SOURCE INFORMATION:

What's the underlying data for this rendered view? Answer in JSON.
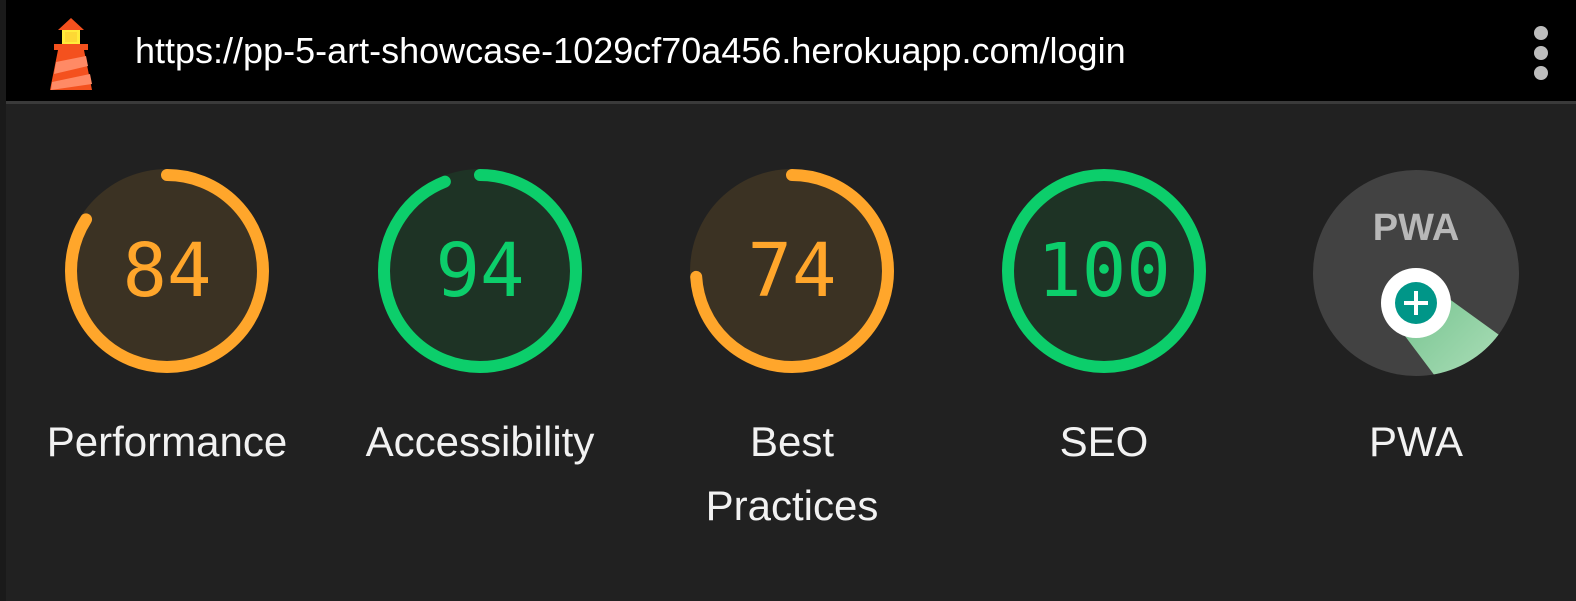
{
  "header": {
    "url": "https://pp-5-art-showcase-1029cf70a456.herokuapp.com/login",
    "logo_icon": "lighthouse-icon",
    "menu_icon": "more-vertical-icon"
  },
  "colors": {
    "average": "#ffa62b",
    "pass": "#0cce6b",
    "average_bg": "#3b3223",
    "pass_bg": "#1e3325",
    "pwa_bg": "#424242",
    "topbar_bg": "#000000",
    "page_bg": "#212121"
  },
  "categories": [
    {
      "key": "performance",
      "label": "Performance",
      "score": 84,
      "rating": "average"
    },
    {
      "key": "accessibility",
      "label": "Accessibility",
      "score": 94,
      "rating": "pass"
    },
    {
      "key": "best-practices",
      "label": "Best Practices",
      "score": 74,
      "rating": "average"
    },
    {
      "key": "seo",
      "label": "SEO",
      "score": 100,
      "rating": "pass"
    }
  ],
  "pwa": {
    "label": "PWA",
    "badge_text": "PWA",
    "icon": "pwa-badge-icon",
    "install_icon": "plus-icon"
  }
}
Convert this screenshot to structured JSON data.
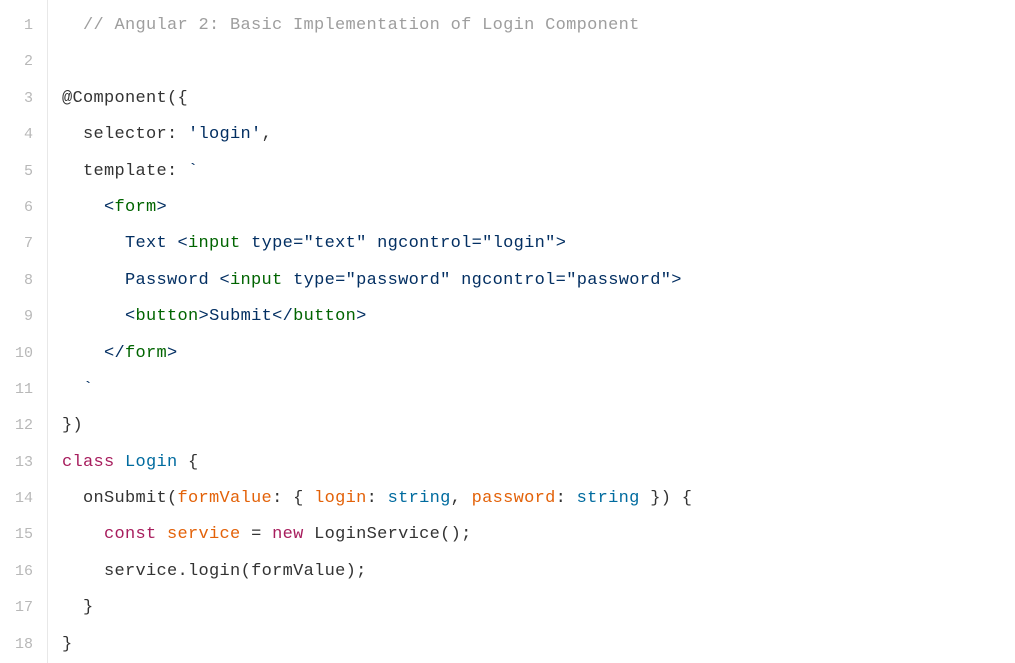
{
  "lines": [
    {
      "num": 1,
      "indent": 2,
      "tokens": [
        {
          "t": "// Angular 2: Basic Implementation of Login Component",
          "c": "tok-comment"
        }
      ]
    },
    {
      "num": 2,
      "indent": 0,
      "tokens": []
    },
    {
      "num": 3,
      "indent": 0,
      "tokens": [
        {
          "t": "@Component",
          "c": "tok-decor"
        },
        {
          "t": "({",
          "c": "tok-punct"
        }
      ]
    },
    {
      "num": 4,
      "indent": 2,
      "tokens": [
        {
          "t": "selector",
          "c": "tok-prop"
        },
        {
          "t": ": ",
          "c": "tok-punct"
        },
        {
          "t": "'login'",
          "c": "tok-string"
        },
        {
          "t": ",",
          "c": "tok-punct"
        }
      ]
    },
    {
      "num": 5,
      "indent": 2,
      "tokens": [
        {
          "t": "template",
          "c": "tok-prop"
        },
        {
          "t": ": ",
          "c": "tok-punct"
        },
        {
          "t": "`",
          "c": "tok-string"
        }
      ]
    },
    {
      "num": 6,
      "indent": 4,
      "tokens": [
        {
          "t": "<",
          "c": "tok-tagpunct"
        },
        {
          "t": "form",
          "c": "tok-tag"
        },
        {
          "t": ">",
          "c": "tok-tagpunct"
        }
      ]
    },
    {
      "num": 7,
      "indent": 6,
      "tokens": [
        {
          "t": "Text ",
          "c": "tok-string"
        },
        {
          "t": "<",
          "c": "tok-tagpunct"
        },
        {
          "t": "input",
          "c": "tok-tag"
        },
        {
          "t": " ",
          "c": ""
        },
        {
          "t": "type",
          "c": "tok-attr"
        },
        {
          "t": "=",
          "c": "tok-tagpunct"
        },
        {
          "t": "\"text\"",
          "c": "tok-attrval"
        },
        {
          "t": " ",
          "c": ""
        },
        {
          "t": "ngcontrol",
          "c": "tok-attr"
        },
        {
          "t": "=",
          "c": "tok-tagpunct"
        },
        {
          "t": "\"login\"",
          "c": "tok-attrval"
        },
        {
          "t": ">",
          "c": "tok-tagpunct"
        }
      ]
    },
    {
      "num": 8,
      "indent": 6,
      "tokens": [
        {
          "t": "Password ",
          "c": "tok-string"
        },
        {
          "t": "<",
          "c": "tok-tagpunct"
        },
        {
          "t": "input",
          "c": "tok-tag"
        },
        {
          "t": " ",
          "c": ""
        },
        {
          "t": "type",
          "c": "tok-attr"
        },
        {
          "t": "=",
          "c": "tok-tagpunct"
        },
        {
          "t": "\"password\"",
          "c": "tok-attrval"
        },
        {
          "t": " ",
          "c": ""
        },
        {
          "t": "ngcontrol",
          "c": "tok-attr"
        },
        {
          "t": "=",
          "c": "tok-tagpunct"
        },
        {
          "t": "\"password\"",
          "c": "tok-attrval"
        },
        {
          "t": ">",
          "c": "tok-tagpunct"
        }
      ]
    },
    {
      "num": 9,
      "indent": 6,
      "tokens": [
        {
          "t": "<",
          "c": "tok-tagpunct"
        },
        {
          "t": "button",
          "c": "tok-tag"
        },
        {
          "t": ">",
          "c": "tok-tagpunct"
        },
        {
          "t": "Submit",
          "c": "tok-string"
        },
        {
          "t": "</",
          "c": "tok-tagpunct"
        },
        {
          "t": "button",
          "c": "tok-tag"
        },
        {
          "t": ">",
          "c": "tok-tagpunct"
        }
      ]
    },
    {
      "num": 10,
      "indent": 4,
      "tokens": [
        {
          "t": "</",
          "c": "tok-tagpunct"
        },
        {
          "t": "form",
          "c": "tok-tag"
        },
        {
          "t": ">",
          "c": "tok-tagpunct"
        }
      ]
    },
    {
      "num": 11,
      "indent": 2,
      "tokens": [
        {
          "t": "`",
          "c": "tok-string"
        }
      ]
    },
    {
      "num": 12,
      "indent": 0,
      "tokens": [
        {
          "t": "})",
          "c": "tok-punct"
        }
      ]
    },
    {
      "num": 13,
      "indent": 0,
      "tokens": [
        {
          "t": "class",
          "c": "tok-keyword"
        },
        {
          "t": " ",
          "c": ""
        },
        {
          "t": "Login",
          "c": "tok-class"
        },
        {
          "t": " {",
          "c": "tok-punct"
        }
      ]
    },
    {
      "num": 14,
      "indent": 2,
      "tokens": [
        {
          "t": "onSubmit",
          "c": "tok-method"
        },
        {
          "t": "(",
          "c": "tok-punct"
        },
        {
          "t": "formValue",
          "c": "tok-param"
        },
        {
          "t": ": { ",
          "c": "tok-punct"
        },
        {
          "t": "login",
          "c": "tok-param"
        },
        {
          "t": ": ",
          "c": "tok-punct"
        },
        {
          "t": "string",
          "c": "tok-type"
        },
        {
          "t": ", ",
          "c": "tok-punct"
        },
        {
          "t": "password",
          "c": "tok-param"
        },
        {
          "t": ": ",
          "c": "tok-punct"
        },
        {
          "t": "string",
          "c": "tok-type"
        },
        {
          "t": " }) {",
          "c": "tok-punct"
        }
      ]
    },
    {
      "num": 15,
      "indent": 4,
      "tokens": [
        {
          "t": "const",
          "c": "tok-keyword"
        },
        {
          "t": " ",
          "c": ""
        },
        {
          "t": "service",
          "c": "tok-var"
        },
        {
          "t": " = ",
          "c": "tok-punct"
        },
        {
          "t": "new",
          "c": "tok-keyword"
        },
        {
          "t": " ",
          "c": ""
        },
        {
          "t": "LoginService",
          "c": "tok-call"
        },
        {
          "t": "();",
          "c": "tok-punct"
        }
      ]
    },
    {
      "num": 16,
      "indent": 4,
      "tokens": [
        {
          "t": "service",
          "c": "tok-call"
        },
        {
          "t": ".",
          "c": "tok-punct"
        },
        {
          "t": "login",
          "c": "tok-call"
        },
        {
          "t": "(",
          "c": "tok-punct"
        },
        {
          "t": "formValue",
          "c": "tok-call"
        },
        {
          "t": ");",
          "c": "tok-punct"
        }
      ]
    },
    {
      "num": 17,
      "indent": 2,
      "tokens": [
        {
          "t": "}",
          "c": "tok-punct"
        }
      ]
    },
    {
      "num": 18,
      "indent": 0,
      "tokens": [
        {
          "t": "}",
          "c": "tok-punct"
        }
      ]
    }
  ]
}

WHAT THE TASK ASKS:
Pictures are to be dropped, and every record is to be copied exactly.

TASK OUTPUT:
What's the underlying data for this rendered view? Answer in JSON.
{
  "header": {
    "url": "https://pp-5-art-showcase-1029cf70a456.herokuapp.com/login",
    "logo_icon": "lighthouse-icon",
    "menu_icon": "more-vertical-icon"
  },
  "colors": {
    "average": "#ffa62b",
    "pass": "#0cce6b",
    "average_bg": "#3b3223",
    "pass_bg": "#1e3325",
    "pwa_bg": "#424242",
    "topbar_bg": "#000000",
    "page_bg": "#212121"
  },
  "categories": [
    {
      "key": "performance",
      "label": "Performance",
      "score": 84,
      "rating": "average"
    },
    {
      "key": "accessibility",
      "label": "Accessibility",
      "score": 94,
      "rating": "pass"
    },
    {
      "key": "best-practices",
      "label": "Best Practices",
      "score": 74,
      "rating": "average"
    },
    {
      "key": "seo",
      "label": "SEO",
      "score": 100,
      "rating": "pass"
    }
  ],
  "pwa": {
    "label": "PWA",
    "badge_text": "PWA",
    "icon": "pwa-badge-icon",
    "install_icon": "plus-icon"
  }
}
Convert this screenshot to structured JSON data.
{
  "lines": [
    {
      "num": 1,
      "indent": 2,
      "tokens": [
        {
          "t": "// Angular 2: Basic Implementation of Login Component",
          "c": "tok-comment"
        }
      ]
    },
    {
      "num": 2,
      "indent": 0,
      "tokens": []
    },
    {
      "num": 3,
      "indent": 0,
      "tokens": [
        {
          "t": "@Component",
          "c": "tok-decor"
        },
        {
          "t": "({",
          "c": "tok-punct"
        }
      ]
    },
    {
      "num": 4,
      "indent": 2,
      "tokens": [
        {
          "t": "selector",
          "c": "tok-prop"
        },
        {
          "t": ": ",
          "c": "tok-punct"
        },
        {
          "t": "'login'",
          "c": "tok-string"
        },
        {
          "t": ",",
          "c": "tok-punct"
        }
      ]
    },
    {
      "num": 5,
      "indent": 2,
      "tokens": [
        {
          "t": "template",
          "c": "tok-prop"
        },
        {
          "t": ": ",
          "c": "tok-punct"
        },
        {
          "t": "`",
          "c": "tok-string"
        }
      ]
    },
    {
      "num": 6,
      "indent": 4,
      "tokens": [
        {
          "t": "<",
          "c": "tok-tagpunct"
        },
        {
          "t": "form",
          "c": "tok-tag"
        },
        {
          "t": ">",
          "c": "tok-tagpunct"
        }
      ]
    },
    {
      "num": 7,
      "indent": 6,
      "tokens": [
        {
          "t": "Text ",
          "c": "tok-string"
        },
        {
          "t": "<",
          "c": "tok-tagpunct"
        },
        {
          "t": "input",
          "c": "tok-tag"
        },
        {
          "t": " ",
          "c": ""
        },
        {
          "t": "type",
          "c": "tok-attr"
        },
        {
          "t": "=",
          "c": "tok-tagpunct"
        },
        {
          "t": "\"text\"",
          "c": "tok-attrval"
        },
        {
          "t": " ",
          "c": ""
        },
        {
          "t": "ngcontrol",
          "c": "tok-attr"
        },
        {
          "t": "=",
          "c": "tok-tagpunct"
        },
        {
          "t": "\"login\"",
          "c": "tok-attrval"
        },
        {
          "t": ">",
          "c": "tok-tagpunct"
        }
      ]
    },
    {
      "num": 8,
      "indent": 6,
      "tokens": [
        {
          "t": "Password ",
          "c": "tok-string"
        },
        {
          "t": "<",
          "c": "tok-tagpunct"
        },
        {
          "t": "input",
          "c": "tok-tag"
        },
        {
          "t": " ",
          "c": ""
        },
        {
          "t": "type",
          "c": "tok-attr"
        },
        {
          "t": "=",
          "c": "tok-tagpunct"
        },
        {
          "t": "\"password\"",
          "c": "tok-attrval"
        },
        {
          "t": " ",
          "c": ""
        },
        {
          "t": "ngcontrol",
          "c": "tok-attr"
        },
        {
          "t": "=",
          "c": "tok-tagpunct"
        },
        {
          "t": "\"password\"",
          "c": "tok-attrval"
        },
        {
          "t": ">",
          "c": "tok-tagpunct"
        }
      ]
    },
    {
      "num": 9,
      "indent": 6,
      "tokens": [
        {
          "t": "<",
          "c": "tok-tagpunct"
        },
        {
          "t": "button",
          "c": "tok-tag"
        },
        {
          "t": ">",
          "c": "tok-tagpunct"
        },
        {
          "t": "Submit",
          "c": "tok-string"
        },
        {
          "t": "</",
          "c": "tok-tagpunct"
        },
        {
          "t": "button",
          "c": "tok-tag"
        },
        {
          "t": ">",
          "c": "tok-tagpunct"
        }
      ]
    },
    {
      "num": 10,
      "indent": 4,
      "tokens": [
        {
          "t": "</",
          "c": "tok-tagpunct"
        },
        {
          "t": "form",
          "c": "tok-tag"
        },
        {
          "t": ">",
          "c": "tok-tagpunct"
        }
      ]
    },
    {
      "num": 11,
      "indent": 2,
      "tokens": [
        {
          "t": "`",
          "c": "tok-string"
        }
      ]
    },
    {
      "num": 12,
      "indent": 0,
      "tokens": [
        {
          "t": "})",
          "c": "tok-punct"
        }
      ]
    },
    {
      "num": 13,
      "indent": 0,
      "tokens": [
        {
          "t": "class",
          "c": "tok-keyword"
        },
        {
          "t": " ",
          "c": ""
        },
        {
          "t": "Login",
          "c": "tok-class"
        },
        {
          "t": " {",
          "c": "tok-punct"
        }
      ]
    },
    {
      "num": 14,
      "indent": 2,
      "tokens": [
        {
          "t": "onSubmit",
          "c": "tok-method"
        },
        {
          "t": "(",
          "c": "tok-punct"
        },
        {
          "t": "formValue",
          "c": "tok-param"
        },
        {
          "t": ": { ",
          "c": "tok-punct"
        },
        {
          "t": "login",
          "c": "tok-param"
        },
        {
          "t": ": ",
          "c": "tok-punct"
        },
        {
          "t": "string",
          "c": "tok-type"
        },
        {
          "t": ", ",
          "c": "tok-punct"
        },
        {
          "t": "password",
          "c": "tok-param"
        },
        {
          "t": ": ",
          "c": "tok-punct"
        },
        {
          "t": "string",
          "c": "tok-type"
        },
        {
          "t": " }) {",
          "c": "tok-punct"
        }
      ]
    },
    {
      "num": 15,
      "indent": 4,
      "tokens": [
        {
          "t": "const",
          "c": "tok-keyword"
        },
        {
          "t": " ",
          "c": ""
        },
        {
          "t": "service",
          "c": "tok-var"
        },
        {
          "t": " = ",
          "c": "tok-punct"
        },
        {
          "t": "new",
          "c": "tok-keyword"
        },
        {
          "t": " ",
          "c": ""
        },
        {
          "t": "LoginService",
          "c": "tok-call"
        },
        {
          "t": "();",
          "c": "tok-punct"
        }
      ]
    },
    {
      "num": 16,
      "indent": 4,
      "tokens": [
        {
          "t": "service",
          "c": "tok-call"
        },
        {
          "t": ".",
          "c": "tok-punct"
        },
        {
          "t": "login",
          "c": "tok-call"
        },
        {
          "t": "(",
          "c": "tok-punct"
        },
        {
          "t": "formValue",
          "c": "tok-call"
        },
        {
          "t": ");",
          "c": "tok-punct"
        }
      ]
    },
    {
      "num": 17,
      "indent": 2,
      "tokens": [
        {
          "t": "}",
          "c": "tok-punct"
        }
      ]
    },
    {
      "num": 18,
      "indent": 0,
      "tokens": [
        {
          "t": "}",
          "c": "tok-punct"
        }
      ]
    }
  ]
}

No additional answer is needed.